WASHINGTON – With a global population pressing against food supplies and vast areas of the ocean swept clean of fish, tiny AquaBounty Technologies Inc. of Waltham, Mass., says it can help feed the world.
The firm has developed genetically engineered salmon that reach market weight in half the usual time. What’s more, it hopes to avoid the pollution, disease and other problems associated with saltwater fish farms by having its salmon raised in inland facilities.
The Food and Drug Administration has yet to approve what would be the nation’s first commercial genetically modified food animal.
“This is the threshold case. If it’s approved, there will be others,” said Eric Hallerman, head of the fisheries and wildlife sciences department at Virginia Tech University.
“If it’s not, it’ll have a chilling effect for years.”
Some in the fish farming industry are leery of the move toward engineered fish.
“No! It is not even up for discussion,” Jorgen Christiansen, director of communications for Oslo-based Marine Harvest, one of the world’s largest salmon producers, wrote in an e-mail.
Christiansen said his company worries “that consumers would be reluctant to buy genetically modified fish, regardless of good food quality and food safety.”
Some critics call AquaBounty’s salmon “Frankenfish.” Others say the effort is pointless.
“I don’t see the necessity of it,” said Casson Trenor of Greenpeace USA – which opposes all genetically modified organisms, including plants. “We don’t need to build a new fish.”
The FDA has completed its review of key portions of AquaBounty’s application, according to Chief Executive Ronald Stotish. Within weeks, the company expects the agency to convene an advisory committee of outside experts to weigh evidence, collect public testimony and issue a recommendation about the fish’s fitness for human consumption.
The process could take months or more – which still sounds like progress to the company after its 14-year, $50 million investment.
Manipulating natural processes is a fact of life in most of the world’s food supplies. Cattle, hogs, poultry and most grain and vegetable crops have been extensively altered through selective breeding and hybridization – including turkeys with so much white meat they can barely stand, drought- and disease-resistant wheat, and fruits and vegetables that resist bruising or spoiling.
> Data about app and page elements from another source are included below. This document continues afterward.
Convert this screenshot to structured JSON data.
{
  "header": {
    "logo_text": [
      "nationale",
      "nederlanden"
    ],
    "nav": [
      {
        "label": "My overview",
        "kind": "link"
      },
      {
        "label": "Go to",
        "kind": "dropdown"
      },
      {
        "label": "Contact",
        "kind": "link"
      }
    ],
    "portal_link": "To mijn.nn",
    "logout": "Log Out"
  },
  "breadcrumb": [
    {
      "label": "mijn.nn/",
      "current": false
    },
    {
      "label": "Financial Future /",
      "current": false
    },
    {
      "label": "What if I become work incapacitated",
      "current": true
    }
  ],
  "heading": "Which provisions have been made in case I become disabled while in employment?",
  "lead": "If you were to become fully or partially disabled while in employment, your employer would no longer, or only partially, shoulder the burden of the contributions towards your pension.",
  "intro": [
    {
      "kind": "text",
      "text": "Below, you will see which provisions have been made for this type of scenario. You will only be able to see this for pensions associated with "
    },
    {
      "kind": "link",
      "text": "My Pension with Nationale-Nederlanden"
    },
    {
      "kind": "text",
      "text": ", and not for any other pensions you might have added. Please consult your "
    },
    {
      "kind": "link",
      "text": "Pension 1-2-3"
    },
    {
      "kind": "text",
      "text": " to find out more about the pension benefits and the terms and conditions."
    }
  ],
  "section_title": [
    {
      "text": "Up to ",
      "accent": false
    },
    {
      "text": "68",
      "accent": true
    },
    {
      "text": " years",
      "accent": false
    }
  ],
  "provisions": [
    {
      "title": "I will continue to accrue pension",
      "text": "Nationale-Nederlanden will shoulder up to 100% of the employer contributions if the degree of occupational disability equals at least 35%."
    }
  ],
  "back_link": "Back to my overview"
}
But genetic engineering – especially perhaps of animals – is different, at least in the public mind.
“The thought of genetic engineering sort of excites the idea that there might be a kind of boundary-crossing going on that might be yucky,” said Paul Thompson, an agricultural ethicist at Michigan State University.
Unlike ordinary salmon, AquaBounty’s genetically modified fish grows during the winter as well as the summer, so it reaches an 8-pound market weight in 18 months instead of 36. That’s accomplished by inserting part of a gene from an eellike creature called the ocean pout into the growth gene of a Chinook salmon, then injecting the blended genetic material into the fertilized eggs of a North Atlantic salmon.
“This is a single gene and it’s a salmon gene in a salmon,” said Stotish, a biochemist and pharmaceutical researcher who joined AquaBounty in 2006 and became CEO two years later.
The salmon is identical in taste, color, protein and other attributes of a non-engineered North Atlantic salmon, he said, and consumes up to 25 percent less food over its lifetime. The AquaBounty salmon don’t get bigger than other salmon; they just grow to full size faster.
Christiansen isn’t the only person in the industry to recoil.
“We do not support it. … We wouldn’t consider changing that unless the market demanded it and all government regulators say it’s safe,” said Nell Halse, president of the International Salmon Farmers Association.
On the other hand, the National Fisheries Institute, the main trade association of U.S. seafood producers, supports “the use of biotechnology in the production of genetically engineered fish,” subject to FDA safety assessments, spokesman Gavin Gibbons said.
AquaBounty, which would sell genetically altered eggs, says its fish would be sterile and it intends to require producers to raise its salmon inland.
The idea is to prevent cross-breeding with wild fish. Most farmed salmon are kept in ocean pens, where wild and confined fish can infect each other with disease – and where escapees can join the gene pool, producing offspring less suited to the open ocean.
If AquaBounty’s fish are raised in inland tanks, wild populations should be protected.
But an FDA advisory panel may be forced to consider the effect of the fish on wild populations nonetheless, because of the possibility of escapes, failed sterilization of eggs and sales to producers overseas, out of reach of U.S. regulators.
One key to consumer acceptance may be whether the salmon is labeled as genetically modified.
Stotish says he’d have no problem with a voluntary label affixed by salmon producers, but fears a mandatory label would look like a warning. In the past, the FDA has taken the position that required labeling should contain only information on content, not how an item was produced.
If the project gets the FDA’s blessing, bioethicist Gregory Kaebnick of the nonprofit Hastings Center thinks the transition may be fairly easy for consumers.
“It’s not putting a jellyfish gene into a tomato. It’s not giving it a radically new property, like making it glow,” he said. “In the long run, I think people are going to get used to this kind of thing.”